Her own struggles with pregnancy and her OB rotation in school made it clear she wouldn’t be going down that path.
But that final fourth semester of critical care she spent at Integris Southwest Medical Center put everything into focus.
“Part of it is that Southwest is a smaller hospital and it has more of a family feel to it,” she said. “You get to know people from every floor and know all the doctors.”
“And because they’re part of a larger network their benefits are really good.”
So she accepted a position in the hospital’s extern program.
Twelve weeks of orientation and six months of residency await her when she graduates.
“I think the thing I’m most nervous about in critical care is I have somebody’s life in my hands,” she said. “It will be up to my judgement and my assessments as to what I do or what the doctor does. That’s a lot of responsibility. That’s somebody’s wife or husband. I’ve been prepared well but it’s a huge responsibility.”
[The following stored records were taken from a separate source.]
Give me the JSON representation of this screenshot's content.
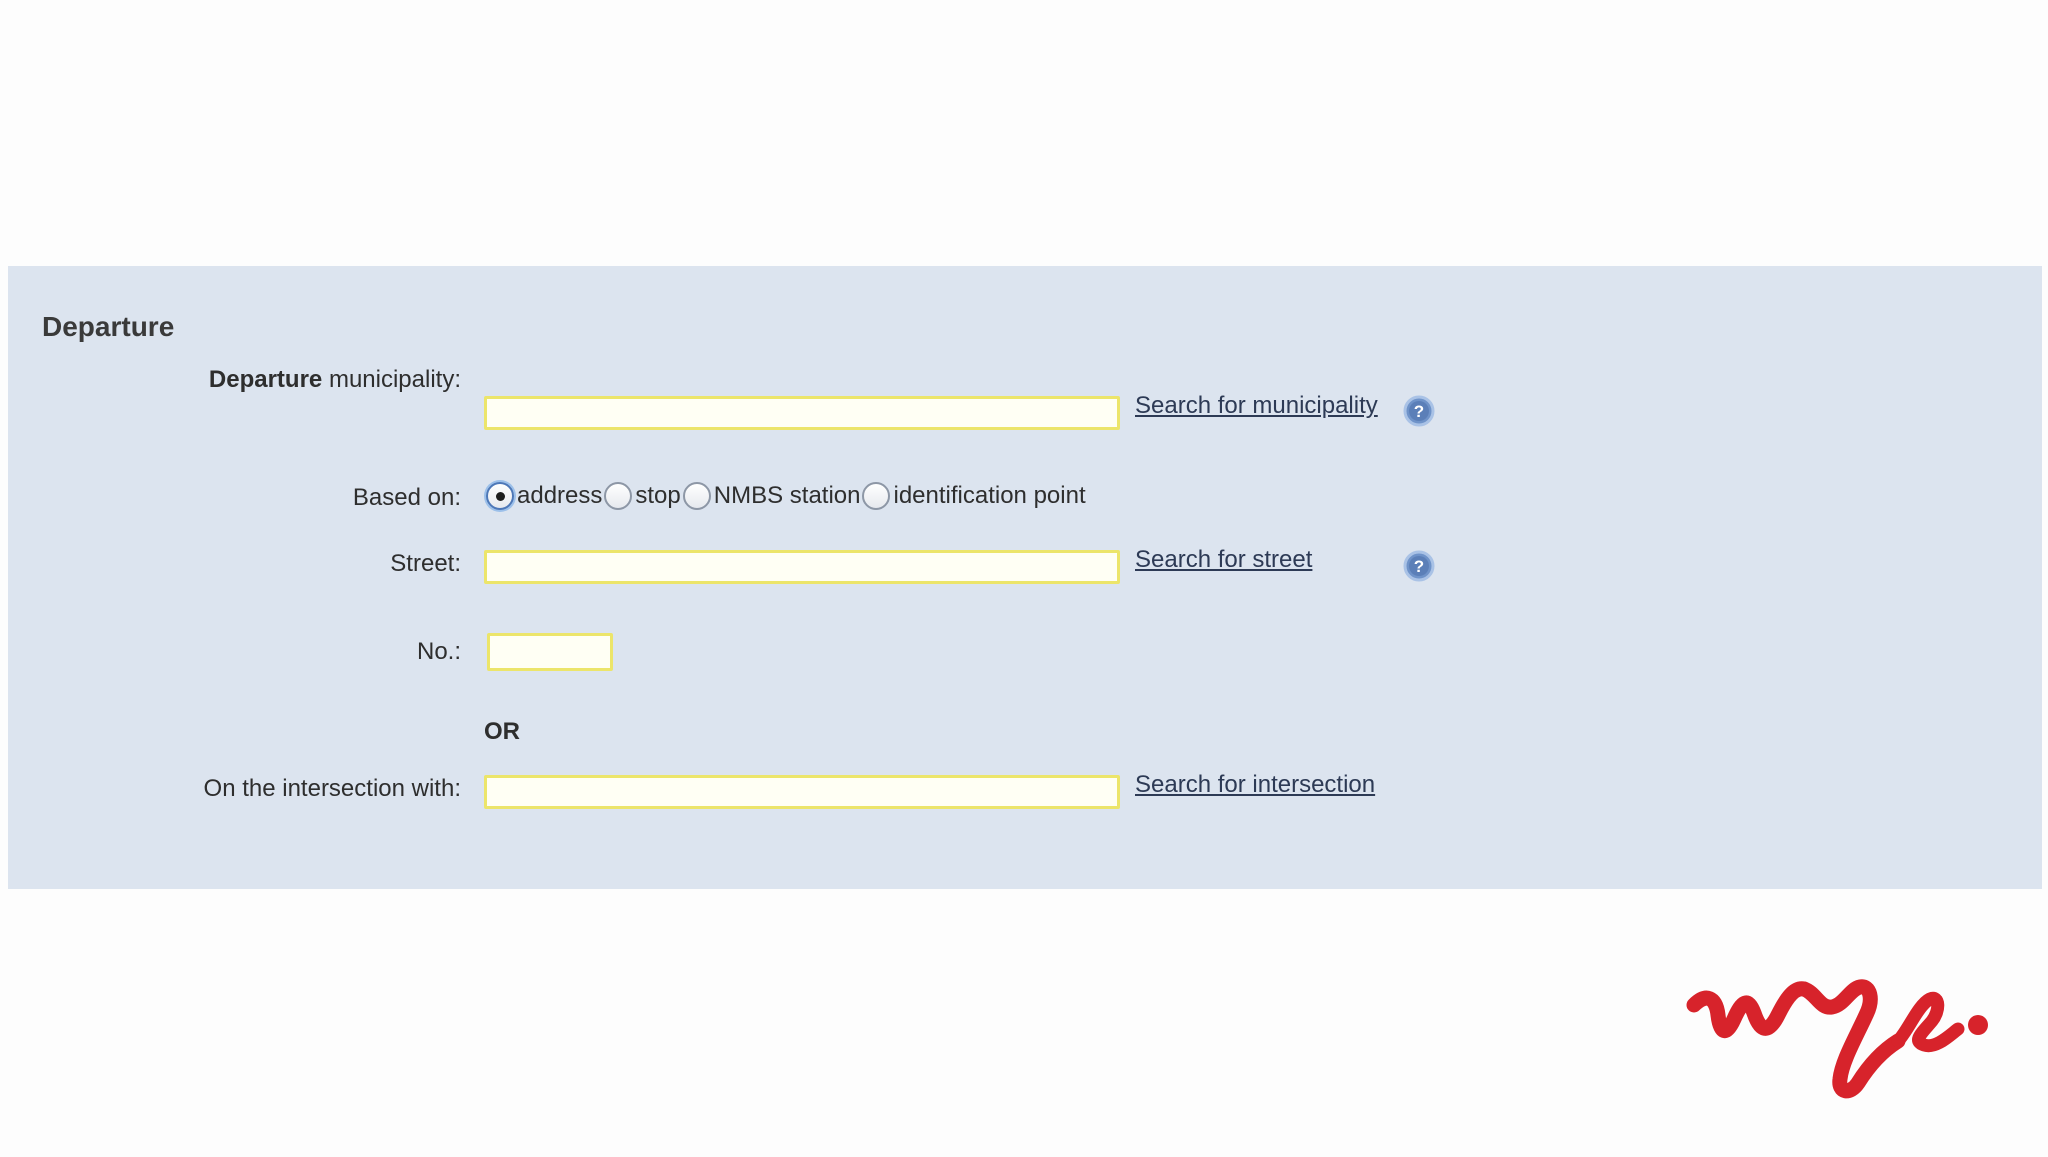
{
  "panel": {
    "title": "Departure"
  },
  "fields": {
    "municipality": {
      "label_bold": "Departure",
      "label_rest": " municipality:",
      "value": "",
      "search_link": "Search for municipality"
    },
    "based_on": {
      "label": "Based on:",
      "selected": "address",
      "options": [
        "address",
        "stop",
        "NMBS station",
        "identification point"
      ]
    },
    "street": {
      "label": "Street:",
      "value": "",
      "search_link": "Search for street"
    },
    "number": {
      "label": "No.:",
      "value": ""
    },
    "or_separator": "OR",
    "intersection": {
      "label": "On the intersection with:",
      "value": "",
      "search_link": "Search for intersection"
    }
  },
  "icons": {
    "help": "help-icon",
    "logo": "brand-logo-icon"
  },
  "colors": {
    "panel_background": "#dce4ef",
    "input_border": "#ece56a",
    "link": "#2d3a55",
    "logo": "#d7232b"
  }
}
But she’s already accomplished so much.
“Nursing school is incredibly tough,” Rockwell said. “You have to have a support system. Luckily my husband is amazing and he takes a lot of the slack. My mother and my mother-in-law watch my kids when I work and when I need to study. If I didn’t have a support system …”
The fact that she started nursing school when her son was eight months old was hard, too.
“I missed first steps and first words,” she said. “My daughter is five now and she’s starting to learn what it takes to work hard and do something.”
She ranks nursing school among the hardest things she’s ever done – especially harder than her undergrad degree.
“Maybe it was because I had kids,” she laughed. “But the material and the load is harder. That’s OK. You want it to be hard for your nurses and make sure they’re smart and capable.”
“The tests are ridiculously hard. The critical thinking they want you to get into for the test.”
“It’s not fact-based. You know the facts, now apply the facts. The application of the knowledge was really tough.”
And she’s excited about a summer with her kids.
And as far as advice for those heading into nursing school?
“I would say make sure you have your priorities straight,” she said. “Know that nursing school should take priority. You’re going to have to miss some things and that’s OK. And don’t give up. Keep pushing.”